In the following post, our Head of Operations, Karen, looks at a few easy ways to improve the formatting of your MS Word documents before having them translated. Some simple tips to help you save time and possibly even money on translation. It’s not just about translation though, these top tips can be could considered best practice whenever you’re writing in Word. Over to Karen…
When it comes to preparing a document for your company – be it an important contract or an exciting marketing piece – you could be forgiven for thinking that the words are all that matter. For a translator, however, there are other factors that come into play – most importantly, the layout.
For a translator, it can make quite a difference to the translation if that set of words is a title or a command; if words are dotted around the page, is the translator to understand them as a ‘unit’ or as individual words which could yield an entirely different result if they are translated literally?
For customers, too, the benefits of well-formatted documentation is clear. The use of translation memory (TM) software relies on finding similar or identical matches. If the document is laid out in an inconsistent manner, the TM yield may be less than expected, meaning that customers cannot benefit fully from all that TM can offer.
Here are my top tips for improving your document:
Spellcheck, spellcheck, spellcheck
This may seem like a really simplistic first point to make, but it’s amazing how many people entirely forget to do this, even though they may have spent hours working very hard on producing an otherwise exceptional text.
By simply pressing F7 on your keyboard, you can check for any silly oversights that could potentially cause confusion for the translator, and potentially require reprinting costs for the original text, if the errors are caught too late.
Switch on the “Show/Hide” button
This little button may have entirely escaped your notice, but it can be a life-saver for well-formatted documentation. You will find it on the Home ribbon in Word, in the Paragraph group:It will show little markers for each of the formatting characters in the document – so spaces will appear as a little dot, so you can see at a glance if you’ve put a double space in between words. It will also show you if you have inadvertently broken a line in two which should actually be one sentence.

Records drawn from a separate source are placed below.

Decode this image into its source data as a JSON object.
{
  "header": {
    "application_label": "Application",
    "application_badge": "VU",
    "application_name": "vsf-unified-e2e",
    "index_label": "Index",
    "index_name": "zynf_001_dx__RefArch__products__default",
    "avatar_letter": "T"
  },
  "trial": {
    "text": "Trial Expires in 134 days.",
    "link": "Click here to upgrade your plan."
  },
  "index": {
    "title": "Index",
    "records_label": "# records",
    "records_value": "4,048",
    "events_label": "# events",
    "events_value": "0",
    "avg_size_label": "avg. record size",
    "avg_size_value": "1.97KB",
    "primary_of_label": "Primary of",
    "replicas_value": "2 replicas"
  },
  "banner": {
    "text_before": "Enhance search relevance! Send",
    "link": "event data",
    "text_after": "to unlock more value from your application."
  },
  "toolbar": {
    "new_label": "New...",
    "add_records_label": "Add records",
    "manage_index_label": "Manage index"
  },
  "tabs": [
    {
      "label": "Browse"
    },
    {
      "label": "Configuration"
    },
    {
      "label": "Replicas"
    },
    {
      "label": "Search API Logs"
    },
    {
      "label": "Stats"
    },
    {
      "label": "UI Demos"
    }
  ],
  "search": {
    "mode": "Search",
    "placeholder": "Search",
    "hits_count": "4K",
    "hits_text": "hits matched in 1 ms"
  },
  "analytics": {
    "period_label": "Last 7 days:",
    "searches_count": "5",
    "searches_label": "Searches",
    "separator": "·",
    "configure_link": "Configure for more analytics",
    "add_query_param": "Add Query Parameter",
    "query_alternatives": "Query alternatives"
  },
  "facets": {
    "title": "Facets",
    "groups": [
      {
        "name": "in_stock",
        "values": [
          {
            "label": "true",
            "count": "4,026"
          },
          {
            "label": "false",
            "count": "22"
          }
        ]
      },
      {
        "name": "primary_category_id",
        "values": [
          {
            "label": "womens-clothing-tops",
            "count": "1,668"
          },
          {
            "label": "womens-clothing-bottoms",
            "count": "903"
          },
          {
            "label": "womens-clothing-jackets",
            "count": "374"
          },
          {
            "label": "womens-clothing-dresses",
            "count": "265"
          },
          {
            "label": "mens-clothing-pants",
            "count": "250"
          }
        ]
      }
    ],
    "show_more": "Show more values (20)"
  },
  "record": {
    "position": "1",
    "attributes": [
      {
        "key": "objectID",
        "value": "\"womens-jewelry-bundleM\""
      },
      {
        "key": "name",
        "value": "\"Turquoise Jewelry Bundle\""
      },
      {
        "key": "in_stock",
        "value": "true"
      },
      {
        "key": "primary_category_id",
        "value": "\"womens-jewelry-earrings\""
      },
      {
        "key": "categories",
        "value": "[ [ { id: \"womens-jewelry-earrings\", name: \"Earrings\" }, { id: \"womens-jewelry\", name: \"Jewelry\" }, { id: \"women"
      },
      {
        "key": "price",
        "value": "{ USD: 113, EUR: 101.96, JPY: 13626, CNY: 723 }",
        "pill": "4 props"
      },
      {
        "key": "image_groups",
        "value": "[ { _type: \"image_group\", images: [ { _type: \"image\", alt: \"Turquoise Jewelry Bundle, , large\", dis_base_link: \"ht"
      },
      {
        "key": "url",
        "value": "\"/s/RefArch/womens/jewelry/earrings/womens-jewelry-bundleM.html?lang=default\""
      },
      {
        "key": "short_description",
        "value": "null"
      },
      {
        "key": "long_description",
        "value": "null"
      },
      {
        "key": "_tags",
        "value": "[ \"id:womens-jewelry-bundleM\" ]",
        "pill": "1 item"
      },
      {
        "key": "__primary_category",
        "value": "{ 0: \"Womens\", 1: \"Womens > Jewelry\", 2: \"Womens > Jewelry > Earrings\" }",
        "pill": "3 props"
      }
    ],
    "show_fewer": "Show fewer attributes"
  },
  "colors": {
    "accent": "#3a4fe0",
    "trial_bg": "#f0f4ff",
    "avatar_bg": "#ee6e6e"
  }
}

It can make the page look rather “busy” when you’re not used to it, but you will soon appreciate the benefits!
Make use of automatic tables of contents
Using the formatting styles on the Home ribbon can be a life-saver. For translators, there isn’t much that fills them with dread quite like fixing a manually created table of contents –languages normally vary in length, sometimes quite dramatically. So chapter 4 in the original document may have been on page 6, but after translation it could be all the way down on page 8 because the translated language is so much longer!
It then will take an age to correct this at the end. But using the different Styles options on the Home ribbon will make this very simple.
Simply apply a Heading style to your chapter title. Word will recognise this and will pick it up automatically when you create a table of contents using the Table of Contents function on the References ribbon.
The Update feature for the table of contents will kill two birds with one stone: firstly, if you ever update your document and add extra chapters, you only have to press Update to rearrange the list and have a perfect table of contents; secondly, for the translation, it will take care of any changes to page numbers, without having to laboriously check to see which page each and every chapter now appears on.
OK, so three very simple things that will make a big difference to your Word document, and will make life much easier for your translation agency (I know, it’s all about us us us!)
In the next post we’ll look at using tables and columns and to give your document a more professional feel.
If you have any questions about formatting a Word document for translation, let us know at firstname.lastname@example.org